While an RTO is the most fuel-efficient oxidizer, it doesn’t suit all applications:
• A waste gas with entrained particles or droplets may cause fouling of the heat exchange media. In-place cleaning of the media is difficult or impossible. Fouled media means pressure-drop and efficiency problems. A direct fired oxidizer would be better.
• An intermittent waste gas requires idling or shutting down the RTO when waste isn’t flowing. It can take several hours to heat an RTO system for operation. A direct fired oxidizer probably would be better.
• Too rich a waste gas may lead the RTO to be too efficient, resulting in furnace temperatures that can cause refractory damage. If the waste-gas heating value significantly exceeds 20 Btu/ft, an RTO is a bad choice. Most RTO designers want waste gas no richer than 25% of the lower explosive limit.
• A waste gas containing chlorinated hydrocarbons, like methyl chloride, or sulfur bearing compounds, like hydrogen sulfide, will form a stack gas that might produce acid droplets if cooled enough — keep in mind that an RTO provides cooler stack gas than other types of oxidizer. If acid droplets are expected, you may need special construction, driving up cost.
Avoid Common RTO Mistakes (near the end of the article) summarizes some common mistakes in RTO selection and operation.
The Role of Packing
Directing the lean waste gas through a packed bed enables its temperature to be brought close to the target furnace temperature using only residual heat left in the bed by the hot flue gas. Sometimes this results in the waste gas hydrocarbons igniting on their own, achieving a further rise in temperature. While an RTO furnace always has a fuel gas burner, with good design fuel gas consumption might be zero during normal operation.
Without heat exchange packing, an operating RTO would perform like an ordinary incinerator — fuel usage to reach the needed furnace temperature would be high with a lean waste gas. More bed packing lowers fuel gas needed or raises furnace temperature reached.

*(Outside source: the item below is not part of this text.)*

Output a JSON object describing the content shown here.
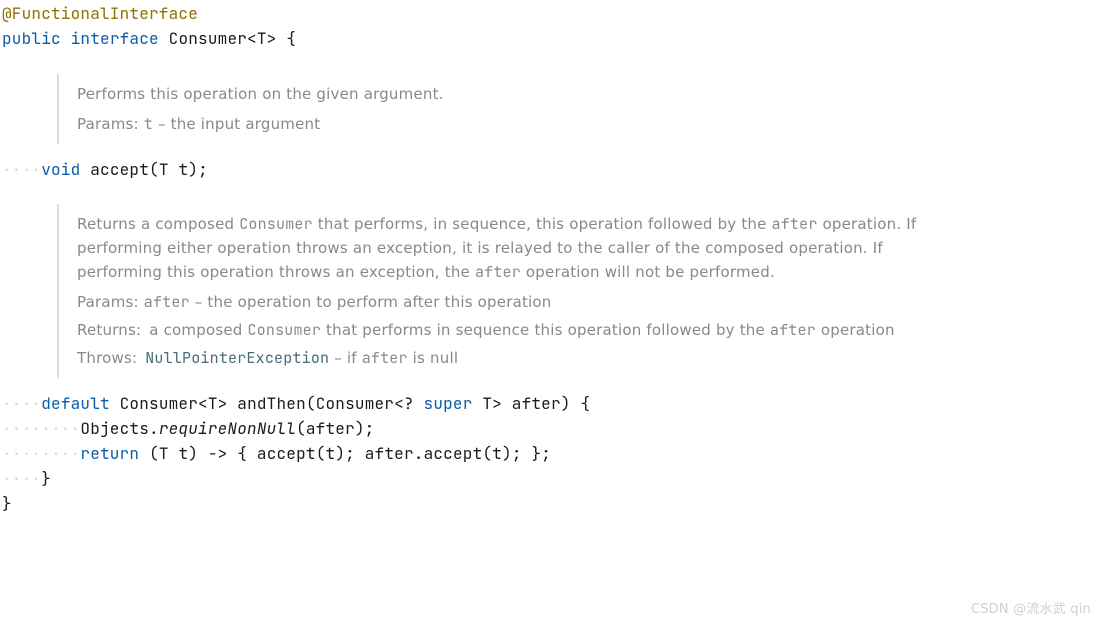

If the beds were never switched, an RTO would perform like an ordinary incinerator — the hot flue gas would heat the bed it’s flowing through to the flue gas temperature and the lean waste gas would draw all of the heat out of the other bed. Fuel consumption would be high with a lean waste gas. Shorter bed switching time reduces fuel gas needed or increases furnace temperature reached.
The flow and composition of the waste gas determine bed size and packing type. You must use enough packing to absorb the heat from the full flow of stack gas — once a layer of packing is heated to combustion chamber temperature, it can’t pick up any more energy so another layer must be added. The designer sets the pounds of packing in each bed according to the rate of stack gas flow and the time the bed is absorbing heat before it’s switched. The type of packing used is an economic decision — random packing is cheaper but structured packing (Figure 2) takes up less room for the same amount of heat transfer.
Figure 2 -- Typical ceramic block:
Bed construction and the flow and composition of the waste gas dictate bed switching time. For greater heat-transfer efficiency, switching time needs to be shorter. But with larger beds switching time can be extended because there’s more packing to absorb the heat. Every time the beds switch, a small burst of unburned waste gas flows to the stack; a high required DRE mandates longer switching times, which results in larger packed beds.
Varying Quality Gas
A waste gas that usually is lean but occasionally can be richer demands special attention, as waste gas with more hydrocarbons requires less heat recovery to maintain low fuel-gas consumption. To reduce the heat recovery efficiency of the system, you can remove bed packing — but this is difficult. So, in such situations, units generally rely on either cold gas bypass (CGB) or hot gas bypass (HGB) to divert some gas around the heat recovery section of the RTO. With CGB, part of the cold waste gas is ducted directly to the furnace; with HGB, part of the hot furnace exhaust is ducted directly to the stack.